Task goal: Each entry must appear in the answer exactly as given.

##### Supplied records #####

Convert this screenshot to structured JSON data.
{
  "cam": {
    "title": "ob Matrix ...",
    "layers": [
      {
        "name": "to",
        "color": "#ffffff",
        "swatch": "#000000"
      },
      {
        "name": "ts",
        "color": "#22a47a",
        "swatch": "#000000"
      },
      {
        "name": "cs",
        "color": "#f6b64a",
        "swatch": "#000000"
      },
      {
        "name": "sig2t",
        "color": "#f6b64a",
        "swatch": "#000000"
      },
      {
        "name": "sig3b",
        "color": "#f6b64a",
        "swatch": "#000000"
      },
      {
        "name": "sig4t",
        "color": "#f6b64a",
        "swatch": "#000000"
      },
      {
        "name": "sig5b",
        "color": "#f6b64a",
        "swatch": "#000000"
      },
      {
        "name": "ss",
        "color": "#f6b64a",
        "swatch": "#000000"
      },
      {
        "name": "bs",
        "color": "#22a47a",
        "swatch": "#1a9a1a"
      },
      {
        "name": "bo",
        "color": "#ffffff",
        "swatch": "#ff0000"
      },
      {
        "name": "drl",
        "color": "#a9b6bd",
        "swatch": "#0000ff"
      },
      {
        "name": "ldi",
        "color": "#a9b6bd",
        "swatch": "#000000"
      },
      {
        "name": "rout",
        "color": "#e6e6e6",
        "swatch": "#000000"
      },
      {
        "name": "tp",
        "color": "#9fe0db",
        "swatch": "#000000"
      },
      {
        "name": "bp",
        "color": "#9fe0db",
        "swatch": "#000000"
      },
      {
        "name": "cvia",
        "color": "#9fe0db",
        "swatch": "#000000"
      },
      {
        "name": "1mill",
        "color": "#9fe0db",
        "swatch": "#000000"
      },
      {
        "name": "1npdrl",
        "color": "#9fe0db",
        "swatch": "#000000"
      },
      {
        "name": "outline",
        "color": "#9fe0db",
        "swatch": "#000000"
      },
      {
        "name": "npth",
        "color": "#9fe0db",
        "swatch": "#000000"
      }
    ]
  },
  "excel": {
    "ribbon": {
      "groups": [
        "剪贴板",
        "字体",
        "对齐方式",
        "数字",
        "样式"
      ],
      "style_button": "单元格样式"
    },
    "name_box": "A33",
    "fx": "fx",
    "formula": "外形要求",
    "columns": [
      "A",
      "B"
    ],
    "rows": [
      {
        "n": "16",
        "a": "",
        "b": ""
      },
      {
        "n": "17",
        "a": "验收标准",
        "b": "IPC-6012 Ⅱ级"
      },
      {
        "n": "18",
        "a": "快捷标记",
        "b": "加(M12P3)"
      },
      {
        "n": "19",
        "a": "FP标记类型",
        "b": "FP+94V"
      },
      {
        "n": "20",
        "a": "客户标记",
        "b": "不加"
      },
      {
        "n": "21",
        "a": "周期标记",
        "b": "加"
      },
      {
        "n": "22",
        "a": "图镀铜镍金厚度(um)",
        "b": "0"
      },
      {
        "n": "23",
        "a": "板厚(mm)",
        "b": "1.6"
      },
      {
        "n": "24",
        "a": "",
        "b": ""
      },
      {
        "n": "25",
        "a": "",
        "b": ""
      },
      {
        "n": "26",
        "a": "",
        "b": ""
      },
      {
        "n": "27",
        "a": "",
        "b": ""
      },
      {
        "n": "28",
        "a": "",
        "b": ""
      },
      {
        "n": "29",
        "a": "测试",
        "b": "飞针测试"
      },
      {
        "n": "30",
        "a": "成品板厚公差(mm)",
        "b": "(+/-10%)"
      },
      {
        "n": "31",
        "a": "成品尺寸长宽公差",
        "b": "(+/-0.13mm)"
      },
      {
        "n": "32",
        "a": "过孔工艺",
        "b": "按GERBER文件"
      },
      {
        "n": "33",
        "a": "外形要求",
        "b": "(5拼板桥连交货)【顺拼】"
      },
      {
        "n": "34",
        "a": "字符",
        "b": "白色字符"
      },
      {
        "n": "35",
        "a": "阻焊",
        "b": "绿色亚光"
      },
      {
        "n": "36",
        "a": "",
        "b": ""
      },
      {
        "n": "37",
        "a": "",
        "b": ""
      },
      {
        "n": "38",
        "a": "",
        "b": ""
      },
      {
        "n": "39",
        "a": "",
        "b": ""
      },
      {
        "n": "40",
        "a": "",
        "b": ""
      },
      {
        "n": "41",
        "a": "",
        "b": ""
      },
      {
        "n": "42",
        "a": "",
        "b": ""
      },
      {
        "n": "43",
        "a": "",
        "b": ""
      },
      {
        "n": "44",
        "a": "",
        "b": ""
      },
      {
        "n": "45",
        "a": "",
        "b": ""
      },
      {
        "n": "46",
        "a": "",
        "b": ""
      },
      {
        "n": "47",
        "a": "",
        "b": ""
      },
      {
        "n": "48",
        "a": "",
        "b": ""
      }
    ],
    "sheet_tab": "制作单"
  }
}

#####

Task result:
Convert this screenshot to structured JSON data.
{
  "cam": {
    "title": "ob Matrix ...",
    "layers": [
      {
        "name": "to",
        "color": "#ffffff",
        "swatch": "#000000"
      },
      {
        "name": "ts",
        "color": "#22a47a",
        "swatch": "#000000"
      },
      {
        "name": "cs",
        "color": "#f6b64a",
        "swatch": "#000000"
      },
      {
        "name": "sig2t",
        "color": "#f6b64a",
        "swatch": "#000000"
      },
      {
        "name": "sig3b",
        "color": "#f6b64a",
        "swatch": "#000000"
      },
      {
        "name": "sig4t",
        "color": "#f6b64a",
        "swatch": "#000000"
      },
      {
        "name": "sig5b",
        "color": "#f6b64a",
        "swatch": "#000000"
      },
      {
        "name": "ss",
        "color": "#f6b64a",
        "swatch": "#000000"
      },
      {
        "name": "bs",
        "color": "#22a47a",
        "swatch": "#1a9a1a"
      },
      {
        "name": "bo",
        "color": "#ffffff",
        "swatch": "#ff0000"
      },
      {
        "name": "drl",
        "color": "#a9b6bd",
        "swatch": "#0000ff"
      },
      {
        "name": "ldi",
        "color": "#a9b6bd",
        "swatch": "#000000"
      },
      {
        "name": "rout",
        "color": "#e6e6e6",
        "swatch": "#000000"
      },
      {
        "name": "tp",
        "color": "#9fe0db",
        "swatch": "#000000"
      },
      {
        "name": "bp",
        "color": "#9fe0db",
        "swatch": "#000000"
      },
      {
        "name": "cvia",
        "color": "#9fe0db",
        "swatch": "#000000"
      },
      {
        "name": "1mill",
        "color": "#9fe0db",
        "swatch": "#000000"
      },
      {
        "name": "1npdrl",
        "color": "#9fe0db",
        "swatch": "#000000"
      },
      {
        "name": "outline",
        "color": "#9fe0db",
        "swatch": "#000000"
      },
      {
        "name": "npth",
        "color": "#9fe0db",
        "swatch": "#000000"
      }
    ]
  },
  "excel": {
    "ribbon": {
      "groups": [
        "剪贴板",
        "字体",
        "对齐方式",
        "数字",
        "样式"
      ],
      "style_button": "单元格样式"
    },
    "name_box": "A33",
    "fx": "fx",
    "formula": "外形要求",
    "columns": [
      "A",
      "B"
    ],
    "rows": [
      {
        "n": "16",
        "a": "",
        "b": ""
      },
      {
        "n": "17",
        "a": "验收标准",
        "b": "IPC-6012 Ⅱ级"
      },
      {
        "n": "18",
        "a": "快捷标记",
        "b": "加(M12P3)"
      },
      {
        "n": "19",
        "a": "FP标记类型",
        "b": "FP+94V"
      },
      {
        "n": "20",
        "a": "客户标记",
        "b": "不加"
      },
      {
        "n": "21",
        "a": "周期标记",
        "b": "加"
      },
      {
        "n": "22",
        "a": "图镀铜镍金厚度(um)",
        "b": "0"
      },
      {
        "n": "23",
        "a": "板厚(mm)",
        "b": "1.6"
      },
      {
        "n": "24",
        "a": "",
        "b": ""
      },
      {
        "n": "25",
        "a": "",
        "b": ""
      },
      {
        "n": "26",
        "a": "",
        "b": ""
      },
      {
        "n": "27",
        "a": "",
        "b": ""
      },
      {
        "n": "28",
        "a": "",
        "b": ""
      },
      {
        "n": "29",
        "a": "测试",
        "b": "飞针测试"
      },
      {
        "n": "30",
        "a": "成品板厚公差(mm)",
        "b": "(+/-10%)"
      },
      {
        "n": "31",
        "a": "成品尺寸长宽公差",
        "b": "(+/-0.13mm)"
      },
      {
        "n": "32",
        "a": "过孔工艺",
        "b": "按GERBER文件"
      },
      {
        "n": "33",
        "a": "外形要求",
        "b": "(5拼板桥连交货)【顺拼】"
      },
      {
        "n": "34",
        "a": "字符",
        "b": "白色字符"
      },
      {
        "n": "35",
        "a": "阻焊",
        "b": "绿色亚光"
      },
      {
        "n": "36",
        "a": "",
        "b": ""
      },
      {
        "n": "37",
        "a": "",
        "b": ""
      },
      {
        "n": "38",
        "a": "",
        "b": ""
      },
      {
        "n": "39",
        "a": "",
        "b": ""
      },
      {
        "n": "40",
        "a": "",
        "b": ""
      },
      {
        "n": "41",
        "a": "",
        "b": ""
      },
      {
        "n": "42",
        "a": "",
        "b": ""
      },
      {
        "n": "43",
        "a": "",
        "b": ""
      },
      {
        "n": "44",
        "a": "",
        "b": ""
      },
      {
        "n": "45",
        "a": "",
        "b": ""
      },
      {
        "n": "46",
        "a": "",
        "b": ""
      },
      {
        "n": "47",
        "a": "",
        "b": ""
      },
      {
        "n": "48",
        "a": "",
        "b": ""
      }
    ],
    "sheet_tab": "制作单"
  }
}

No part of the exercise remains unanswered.